My research and teaching center on late nineteenth- and early twentieth-century European art and avant-garde culture, principally the Netherlands, France, and Germany, as well as broader questions of modernism and abstraction as these also extend into the field of contemporary art. Different forms of abstraction in their pioneering, early twentieth-century manifestations, such as Piet Mondrian, Georges Vantongerloo, and De Stijl, and currently Kurt Schwitters, Katarzyna Kobro, and Hans/Jean Arp and Sophie Taeuber-Arp, are particular interests. I am fascinated by how these artists imagined they could migrate among or merge different artistic disciplines, making abstraction a cross-disciplinary phenomenon encompassing the visual arts, architecture, music, literature, philosophy, and utopian theories.
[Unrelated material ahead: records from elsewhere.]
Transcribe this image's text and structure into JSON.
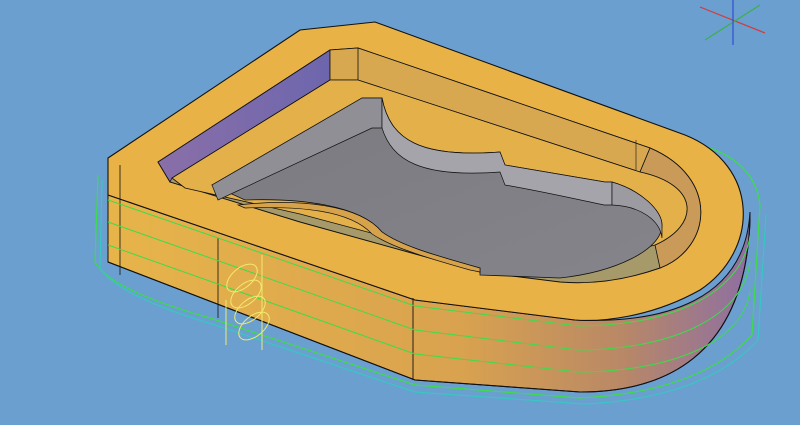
{
  "viewport": {
    "background_color": "#6a9fcf",
    "scene": "3d-shaded-pocket-part-with-toolpaths"
  },
  "part": {
    "top_face_color": "#e8b246",
    "side_face_color": "#e3ad49",
    "side_gradient_end_color": "#8e6fa3",
    "inner_wall_color": "#7b6aa8",
    "pocket_floor_color": "#7d7d84",
    "pocket_wall_color": "#9a9aa0",
    "edge_color": "#111111"
  },
  "toolpaths": {
    "contour_color": "#3ddc4a",
    "helix_color": "#f1ea6d"
  },
  "axis_triad": {
    "icon": "axis-triad-icon",
    "x_color": "#d23b3b",
    "y_color": "#39b24a",
    "z_color": "#2f4fd6"
  }
}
How and why do artists transgress the disciplinary boundaries of their medium, engage new aesthetic considerations, or find inspiration in scientific discoveries and historical and socio-political events? Where should we look today for artists who push their work into new territory, engaging the question of abstraction anew? Current interests include contemporary abstraction, the photographic turn in contemporary art, the implications of 3D printing, as well as “bioart,” which some critics have identified as the next step in contemporary art exploring new approaches and nontraditional materials (after video, performance, and the digital revolution). I am especially interested in those artists who blur boundaries between art, science, and ethics by working with genetic materials, creating new, transgenic life forms. My broader interests are also reflected in exhibitions I have contributed to through catalogs and consulting, such as a large Vantongerloo retrospective (Duisburg and The Hague, 2009-10), a major De Stijl exhibition (MNAM, Centre Pompidou, 2010-11), and an exhibition on Mondrian and his Studios (Tate Liverpool, 2014), as well as shows I have curated and co-curated: “The Desire of the Museum” (Whitney Museum of American Art, 1989), an exhibition of Vantongerloo’s De Stijl-period sculptures, paintings, architectural drawings and models, furniture, and design (Centraal Museum, Utrecht, 2002), “International Abstraction: Making Painting Real” (Seattle Art Museum, 2003-04), “Resonance: Nature, Glass, and Standing Waves in the Art of Joe Davis” (Jacob Lawrence Gallery, Seattle, 2011), and “Videowatercolors: Carel Balth Among His Contemporaries” (Henry Art Gallery, Seattle, 2011-12).
Modern and Contemporary Art
Modern European Art Historical avant-gardes and abstraction
Critical Theory and interdisciplinarity
Lecture: Remaking the World from the Ground Up: 3D Printing in Contemporary Art, Design, and Architecture; Inventing Abstraction, 1910-1925: How a Radical Idea Changed Modern Art (and How MoMA Staged It); From Painting to Environment: Mondrian, Schwitters, El Lissitzky; De Stijl; Picasso; The Bauhaus; Post-Impressionism: Seurat, Cézanne, Van Gogh, Gauguin; “Target Practice”: New Directions in Painting, 1949-1978; Art and Science in the Modern Age; Pioneers of Modern and Abstract Sculpture; Vanguard Painting: From Impressionism to Early Abstraction
Seminars: Installation Art; Abstraction—The Contemporary Perspective; Medium and Mediation: Mondrian and International Modernism; The Abstract Interior: Symbolist Aesthetics and Early Abstract Art (From Van Gogh to Mondrian); Abstraction: Modernism in Literature, Music and the Visual Arts; Piet Mondrian; Deconstruction and the Arts; Theories of the Avant-Garde; Technologies of Vision: Seurat, Cézanne, Mondrian; Master Narratives of Modernism; Mondrian, Modernism, and the Avant-Garde